The right place at the right time to save lives

BY KATE MOSTACCIO

July 22 started out like many others for PEF Fire Protection Specialist Greg Gould, who was on his way to Rockland County for a flood rescue standby, driving along the New York State Thruway.

Greg and Dax

HELPING HAND — PEF Fire Protection Specialist Greg Gould, pictured here with search dog, Dax, stopped to assist accident victims from an overturned car along the New York State Thruway while on his way to a flood standby.

By the time it ended, Gould had helped save the lives of two people.

It’s not every day that lifesaving skills you learn for the job are put to the test. But for Gould, employed by the state Office of Fire Prevention and Control, that day he happened upon a car upside down in a watery ditch.

Gould first noticed a New York State Trooper parked in the median and a tractor-trailer pulled over on the right side of the road. While they initially drew his attention, it was what he saw next that made him pull over.

“I looked over and saw the tractor-trailer driver way over on the right-hand side,” he said. “And then I saw the taillights of a car way over in a ditch.” He tried calling the trooper on the car-to-car system to report the vehicle in the ditch but the trooper was being dispatched to another accident and was unable to assist.

Gould approached the scene and found a dire situation — the vehicle was upside down in swampy water. “The tractor-trailer driver was trying to convince the female driver to get out of there,” Gould said. “I stepped in not realizing how deep the water was.

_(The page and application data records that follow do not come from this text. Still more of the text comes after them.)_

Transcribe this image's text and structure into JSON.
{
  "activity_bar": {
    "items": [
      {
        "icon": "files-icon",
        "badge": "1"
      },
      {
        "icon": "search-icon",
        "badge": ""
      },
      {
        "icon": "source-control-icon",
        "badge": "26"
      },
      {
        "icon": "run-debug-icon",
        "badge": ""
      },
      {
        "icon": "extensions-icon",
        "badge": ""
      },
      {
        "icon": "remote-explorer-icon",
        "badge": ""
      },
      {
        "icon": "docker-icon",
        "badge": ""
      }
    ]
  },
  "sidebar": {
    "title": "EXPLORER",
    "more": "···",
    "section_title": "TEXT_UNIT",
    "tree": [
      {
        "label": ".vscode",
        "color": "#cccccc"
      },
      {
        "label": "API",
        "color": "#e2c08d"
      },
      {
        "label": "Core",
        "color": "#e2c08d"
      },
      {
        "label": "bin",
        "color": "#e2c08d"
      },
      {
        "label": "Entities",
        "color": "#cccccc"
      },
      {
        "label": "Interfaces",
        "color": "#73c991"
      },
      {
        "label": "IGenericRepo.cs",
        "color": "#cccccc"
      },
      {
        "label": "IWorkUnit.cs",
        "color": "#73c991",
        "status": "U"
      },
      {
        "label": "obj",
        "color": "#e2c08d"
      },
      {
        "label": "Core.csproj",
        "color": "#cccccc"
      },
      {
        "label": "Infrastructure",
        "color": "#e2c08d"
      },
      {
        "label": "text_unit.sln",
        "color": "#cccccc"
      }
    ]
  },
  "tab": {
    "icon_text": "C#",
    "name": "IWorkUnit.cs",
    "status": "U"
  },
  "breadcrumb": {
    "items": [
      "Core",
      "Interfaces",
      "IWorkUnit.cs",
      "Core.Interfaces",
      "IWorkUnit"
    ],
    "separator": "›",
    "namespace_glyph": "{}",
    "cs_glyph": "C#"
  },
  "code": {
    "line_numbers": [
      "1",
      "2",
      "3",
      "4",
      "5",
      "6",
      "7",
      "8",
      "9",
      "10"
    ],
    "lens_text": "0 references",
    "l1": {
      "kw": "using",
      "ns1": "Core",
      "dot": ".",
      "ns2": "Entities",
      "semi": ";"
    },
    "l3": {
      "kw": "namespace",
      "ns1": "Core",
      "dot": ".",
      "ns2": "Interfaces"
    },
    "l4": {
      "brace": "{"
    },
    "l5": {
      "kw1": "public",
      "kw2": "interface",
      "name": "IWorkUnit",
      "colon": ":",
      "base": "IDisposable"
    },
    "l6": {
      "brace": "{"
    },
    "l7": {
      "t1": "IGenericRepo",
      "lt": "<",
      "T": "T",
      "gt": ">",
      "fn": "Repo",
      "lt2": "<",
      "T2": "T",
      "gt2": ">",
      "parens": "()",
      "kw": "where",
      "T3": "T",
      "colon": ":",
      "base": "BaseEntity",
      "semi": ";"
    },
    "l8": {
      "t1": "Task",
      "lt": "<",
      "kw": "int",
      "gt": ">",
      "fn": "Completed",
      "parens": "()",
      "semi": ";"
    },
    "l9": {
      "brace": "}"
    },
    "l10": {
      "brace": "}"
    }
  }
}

It was waist deep and up to my pockets. I didn’t realize how bad it was.”

Water was beginning to enter the vehicle now, Gould said, and he asked the woman if there was anyone else inside. “She said, ‘My husband,’” he recalled. “I said to the lady, ‘Go with the truck driver.’”

Time was of the essence and Gould went around car, reached in, grabbed the man and was able to pull him out. “I got him up to the side of the road to dry ground,” he said. Gould administered basic first aid to the passenger until the fire department, ambulance, and New York State Police arrived on scene. “It feels like a lifetime when you’re standing there,” he said. “It may have only been minutes.”

Water rescue is something Gould has professional training for but it was still harrowing. “I am fully trained to be a water technician,” he said. “Very rarely do you have a victim in the water where their life hangs in the balance. When I stepped in, I didn’t look at how deep the water was, there was no way to tell. I just thought, ‘I gotta save this guy.’”

After the rescue, Gould shifted his focus right back to work — leaving the couple in capable hands and finishing his trip to the flood standby. He hasn’t had time to check media reports, but as far as Gould knows, the couple he helped rescue are OK. “When I left them, they were OK,” he said. “The car was totaled but they were OK. They were very appreciative and happy to be alive.”

He is glad he could help. “I was at the right place at the right time,” he said. “It’s a good feeling when all of your training finally pays off.”


CLICK HERE to view all stories featured in the September 2019 Communicator!